“These were my bosses from the AP who urged me to flee Russia,” Tlisova said. “They decided that it was too dangerous for me to stay home. Besides the regular death threats and poisoning, the Russian Ministry of Foreign Affairs refused to accredit me as the AP correspondent, so my work became illegal. Nevertheless, I still plan to go back to the Caucuses and work there.”
Natalya Morar, 24, an investigative reporter for the weekly magazine The New Times, was detained Dec. 16 at Moscow’s Domodedovo Airport. She is a citizen of Moldova, received her education in Moscow and worked in the Russian capital since graduating from the university. Morar was coming back from Israel where she was on business when the custom authorities stopped her at passport control.

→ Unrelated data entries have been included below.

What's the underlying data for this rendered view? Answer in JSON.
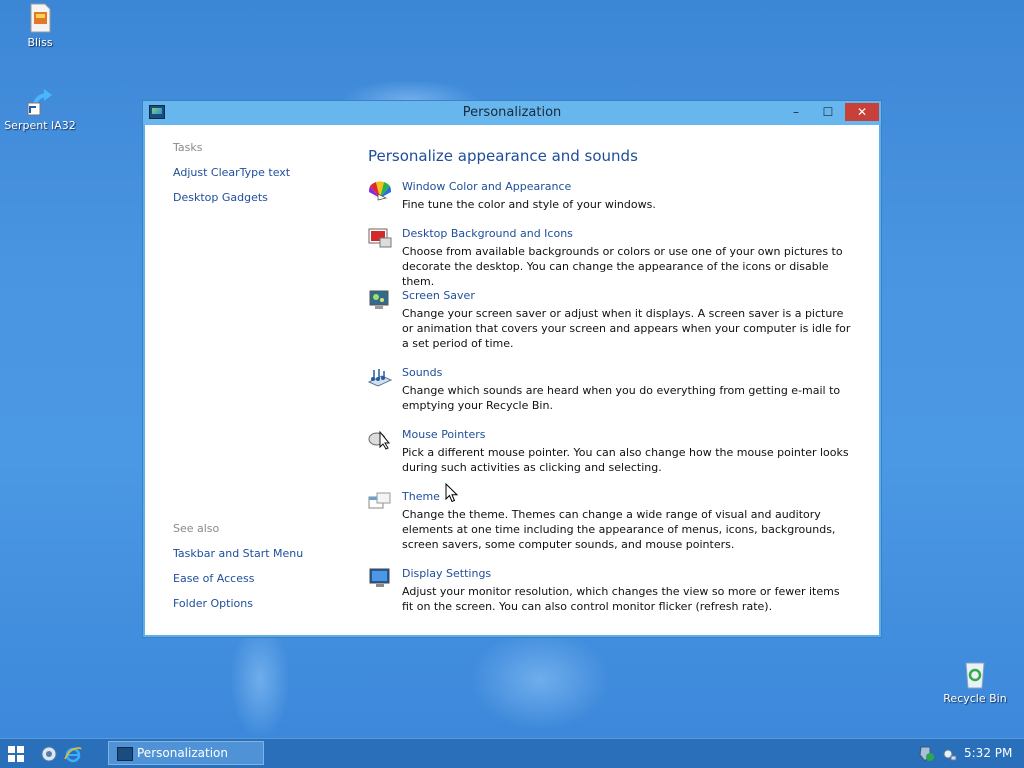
{
  "desktop": {
    "icons": [
      {
        "label": "Bliss",
        "icon": "image-file-icon"
      },
      {
        "label": "Serpent IA32",
        "icon": "shortcut-icon"
      },
      {
        "label": "Recycle Bin",
        "icon": "recycle-bin-icon"
      }
    ]
  },
  "window": {
    "title": "Personalization",
    "controls": {
      "minimize": "–",
      "maximize": "☐",
      "close": "✕"
    },
    "left_pane": {
      "tasks_heading": "Tasks",
      "tasks": [
        "Adjust ClearType text",
        "Desktop Gadgets"
      ],
      "see_also_heading": "See also",
      "see_also": [
        "Taskbar and Start Menu",
        "Ease of Access",
        "Folder Options"
      ]
    },
    "main": {
      "title": "Personalize appearance and sounds",
      "items": [
        {
          "link": "Window Color and Appearance",
          "desc": "Fine tune the color and style of your windows.",
          "icon": "color-wheel-icon"
        },
        {
          "link": "Desktop Background and Icons",
          "desc": "Choose from available backgrounds or colors or use one of your own pictures to decorate the desktop. You can change the appearance of the icons or disable them.",
          "icon": "desktop-background-icon"
        },
        {
          "link": "Screen Saver",
          "desc": "Change your screen saver or adjust when it displays. A screen saver is a picture or animation that covers your screen and appears when your computer is idle for a set period of time.",
          "icon": "screen-saver-icon"
        },
        {
          "link": "Sounds",
          "desc": "Change which sounds are heard when you do everything from getting e-mail to emptying your Recycle Bin.",
          "icon": "sounds-icon"
        },
        {
          "link": "Mouse Pointers",
          "desc": "Pick a different mouse pointer. You can also change how the mouse pointer looks during such activities as clicking and selecting.",
          "icon": "mouse-pointer-icon"
        },
        {
          "link": "Theme",
          "desc": "Change the theme. Themes can change a wide range of visual and auditory elements at one time including the appearance of menus, icons, backgrounds, screen savers, some computer sounds, and mouse pointers.",
          "icon": "theme-icon"
        },
        {
          "link": "Display Settings",
          "desc": "Adjust your monitor resolution, which changes the view so more or fewer items fit on the screen. You can also control monitor flicker (refresh rate).",
          "icon": "monitor-icon"
        }
      ]
    }
  },
  "taskbar": {
    "task_label": "Personalization",
    "clock": "5:32 PM"
  },
  "colors": {
    "desktop": "#4a95e1",
    "titlebar": "#68b6ee",
    "link": "#1e4e9a",
    "close_button": "#c7403a",
    "taskbar": "#2a6fba"
  }
}
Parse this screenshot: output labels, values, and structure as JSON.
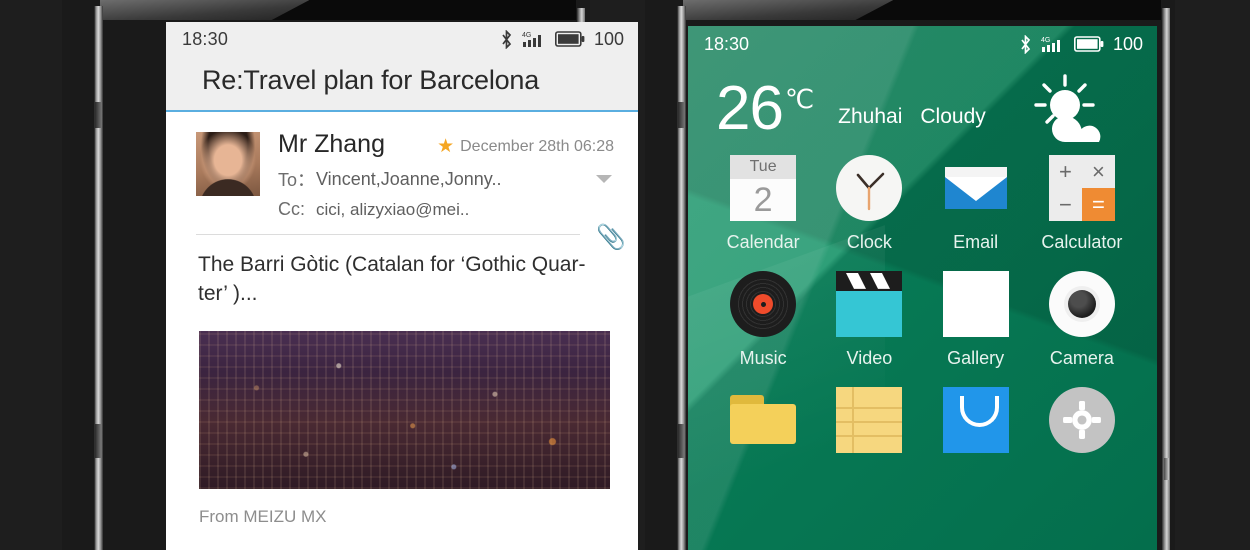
{
  "background_color": "#1e1e1e",
  "left_phone": {
    "status_bar": {
      "time": "18:30",
      "bluetooth_icon": "bluetooth-icon",
      "signal_icon": "signal-4g-icon",
      "signal_label": "4G",
      "battery_icon": "battery-icon",
      "battery_level": "100"
    },
    "app": {
      "title": "Re:Travel plan for Barcelona",
      "accent_color": "#5aaee0",
      "sender": "Mr Zhang",
      "starred": true,
      "date": "December 28th 06:28",
      "to_label": "To：",
      "to_value": "Vincent,Joanne,Jonny..",
      "cc_label": "Cc:",
      "cc_value": "cici, alizyxiao@mei..",
      "expand_icon": "chevron-down-icon",
      "attachment_icon": "paperclip-icon",
      "body_line1": "The Barri Gòtic (Catalan for ‘Gothic Quar-",
      "body_line2": "ter’ )...",
      "photo_alt": "night-cityscape-photo",
      "footer": "From  MEIZU MX"
    }
  },
  "right_phone": {
    "status_bar": {
      "time": "18:30",
      "bluetooth_icon": "bluetooth-icon",
      "signal_icon": "signal-4g-icon",
      "signal_label": "4G",
      "battery_icon": "battery-icon",
      "battery_level": "100"
    },
    "weather": {
      "temperature": "26",
      "unit": "℃",
      "city": "Zhuhai",
      "condition": "Cloudy",
      "icon": "sun-behind-cloud-icon"
    },
    "wallpaper_colors": [
      "#2e9d76",
      "#046e4c"
    ],
    "apps": [
      [
        {
          "label": "Calendar",
          "icon": "calendar-icon",
          "weekday": "Tue",
          "day": "2"
        },
        {
          "label": "Clock",
          "icon": "clock-icon"
        },
        {
          "label": "Email",
          "icon": "email-icon"
        },
        {
          "label": "Calculator",
          "icon": "calculator-icon",
          "keys": [
            "+",
            "×",
            "−",
            "="
          ]
        }
      ],
      [
        {
          "label": "Music",
          "icon": "music-vinyl-icon"
        },
        {
          "label": "Video",
          "icon": "video-clapperboard-icon"
        },
        {
          "label": "Gallery",
          "icon": "gallery-photo-icon"
        },
        {
          "label": "Camera",
          "icon": "camera-icon"
        }
      ],
      [
        {
          "label": "",
          "icon": "file-manager-folder-icon"
        },
        {
          "label": "",
          "icon": "notes-icon"
        },
        {
          "label": "",
          "icon": "app-store-icon"
        },
        {
          "label": "",
          "icon": "settings-gear-icon"
        }
      ]
    ]
  }
}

The Federal Security Service (FSB) prohibited Morar from entering Russia and claimed the journalist “persona non grata.” Authorities used Articles 27 of Russian Entry & Exit Law, which says a foreign citizen cannot enter Russia if he or she threatens the state security or defense as a pretext for Morar’s extradition. The journalist was forced to go back to her homeland of Moldova.
Morar’s colleagues and Russian political and human rights activists believe that Morar was banned from entering Russia because of her article “Black cash desk” that appeared in The New Times Dec. 10. In this story, Morar discussed how the Kremlin-controlled funding system for political parties in Russia secured the victory of the majority pro-Putin party, United Russia, in parliamentary elections Dec. 2.
“This is obvious that the reason for not letting me in Russia is my investigative reporting on the FSB and on the FSB economy department in particular,” Morar said. “The Russian government prevented me from working on journalistic investigations in Russia now. The officials understand that this is virtually impossible to conduct the same research from out of the country.”
On Feb. 23, Morar got married to a Russian citizen who was her colleague from The New Times, Iliya Baranov. Four days later, the couple tried to enter Russia through the town of Kishinyev, Moldova’s capital, and she was stopped again. Both journalists spent three days in the transition zone of the Moscow airport until Morar fell ill, and they flew back to Moldova.
On Feb. 29, the couple sent a letter to then Russian President Vladimir Putin, and the first vice-president and President Dmitry Medvedev asking for their assistance. At the same time the journalists of Russian independent radio station Eko Moskvy (Echo of Moscow) composed and posted on the Internet an open letter to Putin, Medvedev and the head of president’s administration Sergei Sobyanin. The journalists asked the government leaders to get involved in Morar’s situation — either help her enter Russia or prove that she cannot enter the country because of serious reasons.
Until now there has been no response. Morar is currently suing the FSB. If she doesn’t succeed, she plans to appeal to the European Court of Human Rights.
On March 2, the Russian people elected a new president, Dmitry Medvedev. The elections were widely recognized as unfair, but there is still hope that Medvedev will be more liberal than his predecessor and will stand for rule of law in Russia.
If this is the case, Russian media will be forced to progress, and the journalists may have a chance to become better protected by the law. Therefore, if this prognosis will prove to be utopian, the Russian state will continue to look weak, defenseless and scared of its own strong and professional women.